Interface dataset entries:
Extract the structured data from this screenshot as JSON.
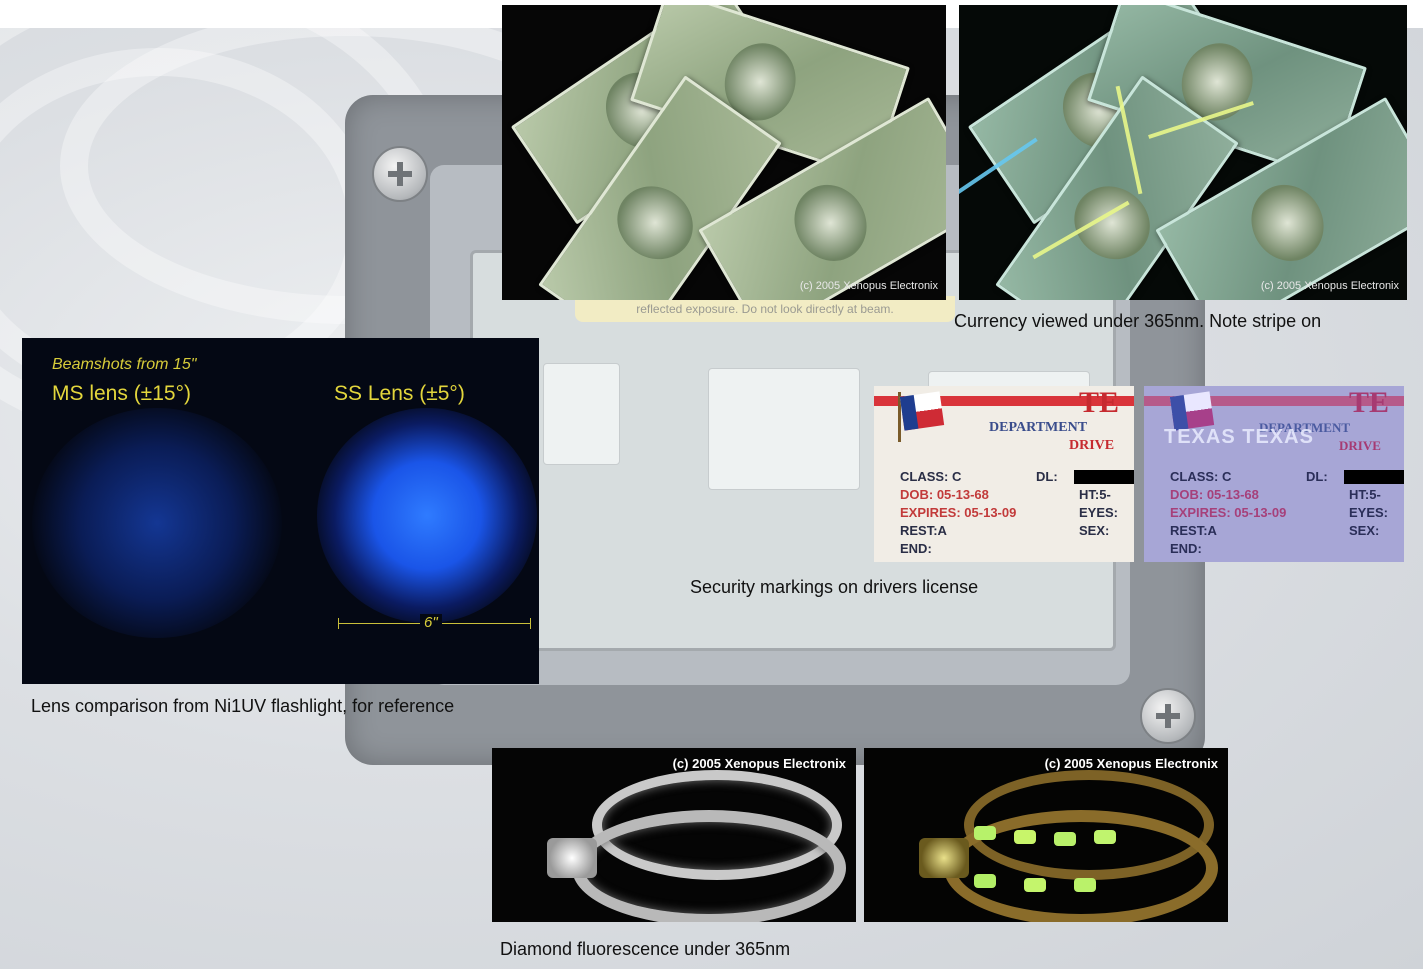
{
  "background": {
    "warning_label": "reflected exposure. Do not look directly at beam."
  },
  "currency": {
    "normal_watermark": "(c) 2005 Xenopus Electronix",
    "uv_watermark": "(c) 2005 Xenopus Electronix",
    "caption": "Currency viewed under 365nm. Note stripe on"
  },
  "beamshot": {
    "heading": "Beamshots from 15\"",
    "left_label": "MS lens (±15°)",
    "right_label": "SS Lens (±5°)",
    "scale_label": "6\"",
    "caption": "Lens comparison from Ni1UV flashlight, for reference"
  },
  "license": {
    "state": "TE",
    "dept": "DEPARTMENT",
    "dept_uv": "DEPARTMENT",
    "driver": "DRIVE",
    "driver_uv": "DRIVE",
    "uv_texas": "TEXAS TEXAS",
    "class_label": "CLASS: C",
    "dl_label": "DL:",
    "dob_label": "DOB: 05-13-68",
    "ht_label": "HT:5-",
    "expires_label": "EXPIRES: 05-13-09",
    "eyes_label": "EYES:",
    "rest_label": "REST:A",
    "sex_label": "SEX:",
    "end_label": "END:",
    "caption": "Security markings on drivers license"
  },
  "rings": {
    "normal_watermark": "(c) 2005 Xenopus Electronix",
    "uv_watermark": "(c) 2005 Xenopus Electronix",
    "caption": "Diamond fluorescence under 365nm"
  }
}
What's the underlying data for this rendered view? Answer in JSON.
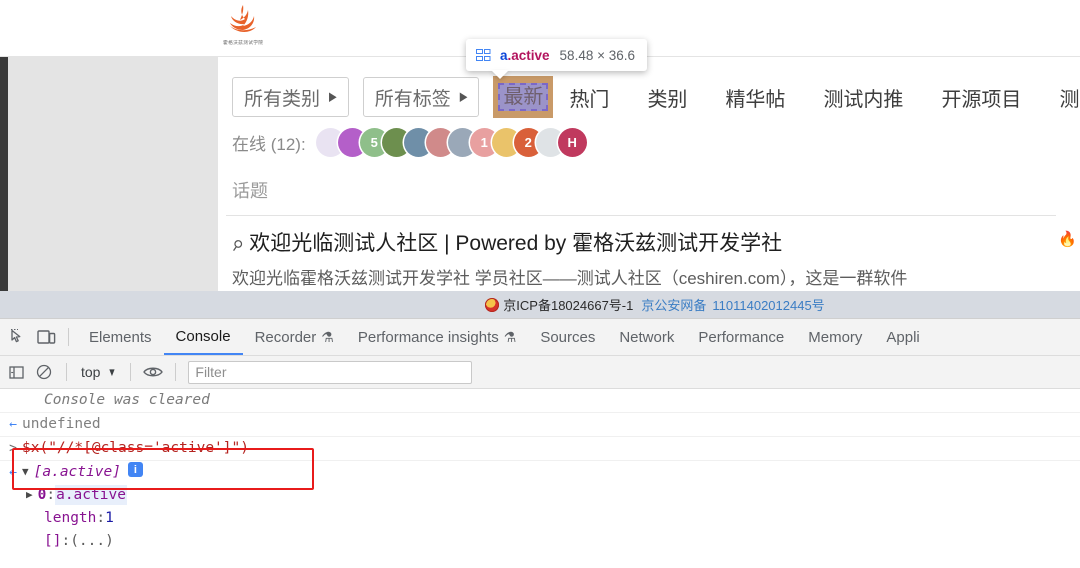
{
  "site": {
    "logo_text": "霍格沃兹测试学院",
    "logo_alt": "hogwarts-logo"
  },
  "nav": {
    "dropdowns": [
      {
        "label": "所有类别",
        "caret": "▶"
      },
      {
        "label": "所有标签",
        "caret": "▶"
      }
    ],
    "items": [
      {
        "label": "最新",
        "active": true
      },
      {
        "label": "热门",
        "active": false
      },
      {
        "label": "类别",
        "active": false
      },
      {
        "label": "精华帖",
        "active": false
      },
      {
        "label": "测试内推",
        "active": false
      },
      {
        "label": "开源项目",
        "active": false
      },
      {
        "label": "测试答疑",
        "active": false
      }
    ]
  },
  "online": {
    "label": "在线 (12):",
    "count": 12,
    "avatars": [
      {
        "name": "avatar-1",
        "color": "#e9e3f2",
        "initial": ""
      },
      {
        "name": "avatar-2",
        "color": "#b45fc9",
        "initial": ""
      },
      {
        "name": "avatar-3",
        "color": "#8fbf8a",
        "initial": "5"
      },
      {
        "name": "avatar-4",
        "color": "#6d8f4e",
        "initial": ""
      },
      {
        "name": "avatar-5",
        "color": "#6f8fa8",
        "initial": ""
      },
      {
        "name": "avatar-6",
        "color": "#d08a8a",
        "initial": ""
      },
      {
        "name": "avatar-7",
        "color": "#9aa8b8",
        "initial": ""
      },
      {
        "name": "avatar-8",
        "color": "#e8a0a0",
        "initial": "1"
      },
      {
        "name": "avatar-9",
        "color": "#eac36a",
        "initial": ""
      },
      {
        "name": "avatar-10",
        "color": "#d9603a",
        "initial": "2"
      },
      {
        "name": "avatar-11",
        "color": "#dfe3e6",
        "initial": ""
      },
      {
        "name": "avatar-12",
        "color": "#c0395e",
        "initial": "H"
      }
    ]
  },
  "topics": {
    "column_header": "话题",
    "list": [
      {
        "pin": "📌",
        "title": "欢迎光临测试人社区 | Powered by 霍格沃兹测试开发学社",
        "desc": "欢迎光临霍格沃兹测试开发学社 学员社区——测试人社区（ceshiren.com），这是一群软件"
      }
    ],
    "row_avatars": [
      {
        "name": "topic-avatar-1",
        "color": "#e7c23f"
      },
      {
        "name": "topic-avatar-2",
        "color": "#2e2e2e"
      },
      {
        "name": "topic-avatar-3",
        "color": "#9fc6e8"
      }
    ],
    "flame_icon": "🔥"
  },
  "inspector_tooltip": {
    "icon": "grid-layout-icon",
    "tag": "a",
    "class_name": ".active",
    "dimensions": "58.48 × 36.6"
  },
  "icp_footer": {
    "badge": "police-badge-icon",
    "icp_text": "京ICP备18024667号-1",
    "police_label": "京公安网备",
    "police_number": "11011402012445号"
  },
  "devtools": {
    "toolbar_icons": [
      {
        "name": "inspect-element-icon"
      },
      {
        "name": "device-toolbar-icon"
      }
    ],
    "tabs": [
      {
        "label": "Elements",
        "flask": "",
        "active": false
      },
      {
        "label": "Console",
        "flask": "",
        "active": true
      },
      {
        "label": "Recorder",
        "flask": "⚗",
        "active": false
      },
      {
        "label": "Performance insights",
        "flask": "⚗",
        "active": false
      },
      {
        "label": "Sources",
        "flask": "",
        "active": false
      },
      {
        "label": "Network",
        "flask": "",
        "active": false
      },
      {
        "label": "Performance",
        "flask": "",
        "active": false
      },
      {
        "label": "Memory",
        "flask": "",
        "active": false
      },
      {
        "label": "Appli",
        "flask": "",
        "active": false
      }
    ],
    "console_toolbar": {
      "sidebar_toggle": "console-sidebar-icon",
      "clear_icon": "clear-console-icon",
      "context": "top",
      "context_caret": "▼",
      "eye_icon": "live-expression-icon",
      "filter_placeholder": "Filter"
    },
    "console_lines": {
      "cleared_message": "Console was cleared",
      "undefined_result": "undefined",
      "command": "$x(\"//*[@class='active']\")",
      "command_fn": "$x",
      "command_arg": "(\"//*[@class='active']\")",
      "result_array": "[a.active]",
      "result_info_badge": "i",
      "expanded": [
        {
          "triangle": "▶",
          "key": "0",
          "sep": ": ",
          "value": "a.active",
          "kind": "node"
        },
        {
          "triangle": "",
          "key": "length",
          "sep": ": ",
          "value": "1",
          "kind": "number"
        },
        {
          "triangle": "",
          "key": "[[Prototype]]",
          "sep": ": ",
          "value": "(...)",
          "kind": "proto",
          "display_key": "[]"
        }
      ]
    },
    "prompt_symbol": ">",
    "return_symbol": "←"
  },
  "annotation": {
    "red_box": "highlight-command-rectangle",
    "color": "#e81b1b"
  }
}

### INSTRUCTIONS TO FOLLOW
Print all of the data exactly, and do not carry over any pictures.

### RESPONSE TO THE TASK
Extract the structured data from this screenshot as JSON.
{
  "background": {
    "warning_label": "reflected exposure. Do not look directly at beam."
  },
  "currency": {
    "normal_watermark": "(c) 2005 Xenopus Electronix",
    "uv_watermark": "(c) 2005 Xenopus Electronix",
    "caption": "Currency viewed under 365nm. Note stripe on"
  },
  "beamshot": {
    "heading": "Beamshots from 15\"",
    "left_label": "MS lens (±15°)",
    "right_label": "SS Lens (±5°)",
    "scale_label": "6\"",
    "caption": "Lens comparison from Ni1UV flashlight, for reference"
  },
  "license": {
    "state": "TE",
    "dept": "DEPARTMENT",
    "dept_uv": "DEPARTMENT",
    "driver": "DRIVE",
    "driver_uv": "DRIVE",
    "uv_texas": "TEXAS TEXAS",
    "class_label": "CLASS: C",
    "dl_label": "DL:",
    "dob_label": "DOB: 05-13-68",
    "ht_label": "HT:5-",
    "expires_label": "EXPIRES: 05-13-09",
    "eyes_label": "EYES:",
    "rest_label": "REST:A",
    "sex_label": "SEX:",
    "end_label": "END:",
    "caption": "Security markings on drivers license"
  },
  "rings": {
    "normal_watermark": "(c) 2005 Xenopus Electronix",
    "uv_watermark": "(c) 2005 Xenopus Electronix",
    "caption": "Diamond fluorescence under 365nm"
  }
}
What's the underlying data for this rendered view? Answer in JSON.
{
  "site": {
    "logo_text": "霍格沃兹测试学院",
    "logo_alt": "hogwarts-logo"
  },
  "nav": {
    "dropdowns": [
      {
        "label": "所有类别",
        "caret": "▶"
      },
      {
        "label": "所有标签",
        "caret": "▶"
      }
    ],
    "items": [
      {
        "label": "最新",
        "active": true
      },
      {
        "label": "热门",
        "active": false
      },
      {
        "label": "类别",
        "active": false
      },
      {
        "label": "精华帖",
        "active": false
      },
      {
        "label": "测试内推",
        "active": false
      },
      {
        "label": "开源项目",
        "active": false
      },
      {
        "label": "测试答疑",
        "active": false
      }
    ]
  },
  "online": {
    "label": "在线 (12):",
    "count": 12,
    "avatars": [
      {
        "name": "avatar-1",
        "color": "#e9e3f2",
        "initial": ""
      },
      {
        "name": "avatar-2",
        "color": "#b45fc9",
        "initial": ""
      },
      {
        "name": "avatar-3",
        "color": "#8fbf8a",
        "initial": "5"
      },
      {
        "name": "avatar-4",
        "color": "#6d8f4e",
        "initial": ""
      },
      {
        "name": "avatar-5",
        "color": "#6f8fa8",
        "initial": ""
      },
      {
        "name": "avatar-6",
        "color": "#d08a8a",
        "initial": ""
      },
      {
        "name": "avatar-7",
        "color": "#9aa8b8",
        "initial": ""
      },
      {
        "name": "avatar-8",
        "color": "#e8a0a0",
        "initial": "1"
      },
      {
        "name": "avatar-9",
        "color": "#eac36a",
        "initial": ""
      },
      {
        "name": "avatar-10",
        "color": "#d9603a",
        "initial": "2"
      },
      {
        "name": "avatar-11",
        "color": "#dfe3e6",
        "initial": ""
      },
      {
        "name": "avatar-12",
        "color": "#c0395e",
        "initial": "H"
      }
    ]
  },
  "topics": {
    "column_header": "话题",
    "list": [
      {
        "pin": "📌",
        "title": "欢迎光临测试人社区 | Powered by 霍格沃兹测试开发学社",
        "desc": "欢迎光临霍格沃兹测试开发学社 学员社区——测试人社区（ceshiren.com），这是一群软件"
      }
    ],
    "row_avatars": [
      {
        "name": "topic-avatar-1",
        "color": "#e7c23f"
      },
      {
        "name": "topic-avatar-2",
        "color": "#2e2e2e"
      },
      {
        "name": "topic-avatar-3",
        "color": "#9fc6e8"
      }
    ],
    "flame_icon": "🔥"
  },
  "inspector_tooltip": {
    "icon": "grid-layout-icon",
    "tag": "a",
    "class_name": ".active",
    "dimensions": "58.48 × 36.6"
  },
  "icp_footer": {
    "badge": "police-badge-icon",
    "icp_text": "京ICP备18024667号-1",
    "police_label": "京公安网备",
    "police_number": "11011402012445号"
  },
  "devtools": {
    "toolbar_icons": [
      {
        "name": "inspect-element-icon"
      },
      {
        "name": "device-toolbar-icon"
      }
    ],
    "tabs": [
      {
        "label": "Elements",
        "flask": "",
        "active": false
      },
      {
        "label": "Console",
        "flask": "",
        "active": true
      },
      {
        "label": "Recorder",
        "flask": "⚗",
        "active": false
      },
      {
        "label": "Performance insights",
        "flask": "⚗",
        "active": false
      },
      {
        "label": "Sources",
        "flask": "",
        "active": false
      },
      {
        "label": "Network",
        "flask": "",
        "active": false
      },
      {
        "label": "Performance",
        "flask": "",
        "active": false
      },
      {
        "label": "Memory",
        "flask": "",
        "active": false
      },
      {
        "label": "Appli",
        "flask": "",
        "active": false
      }
    ],
    "console_toolbar": {
      "sidebar_toggle": "console-sidebar-icon",
      "clear_icon": "clear-console-icon",
      "context": "top",
      "context_caret": "▼",
      "eye_icon": "live-expression-icon",
      "filter_placeholder": "Filter"
    },
    "console_lines": {
      "cleared_message": "Console was cleared",
      "undefined_result": "undefined",
      "command": "$x(\"//*[@class='active']\")",
      "command_fn": "$x",
      "command_arg": "(\"//*[@class='active']\")",
      "result_array": "[a.active]",
      "result_info_badge": "i",
      "expanded": [
        {
          "triangle": "▶",
          "key": "0",
          "sep": ": ",
          "value": "a.active",
          "kind": "node"
        },
        {
          "triangle": "",
          "key": "length",
          "sep": ": ",
          "value": "1",
          "kind": "number"
        },
        {
          "triangle": "",
          "key": "[[Prototype]]",
          "sep": ": ",
          "value": "(...)",
          "kind": "proto",
          "display_key": "[]"
        }
      ]
    },
    "prompt_symbol": ">",
    "return_symbol": "←"
  },
  "annotation": {
    "red_box": "highlight-command-rectangle",
    "color": "#e81b1b"
  }
}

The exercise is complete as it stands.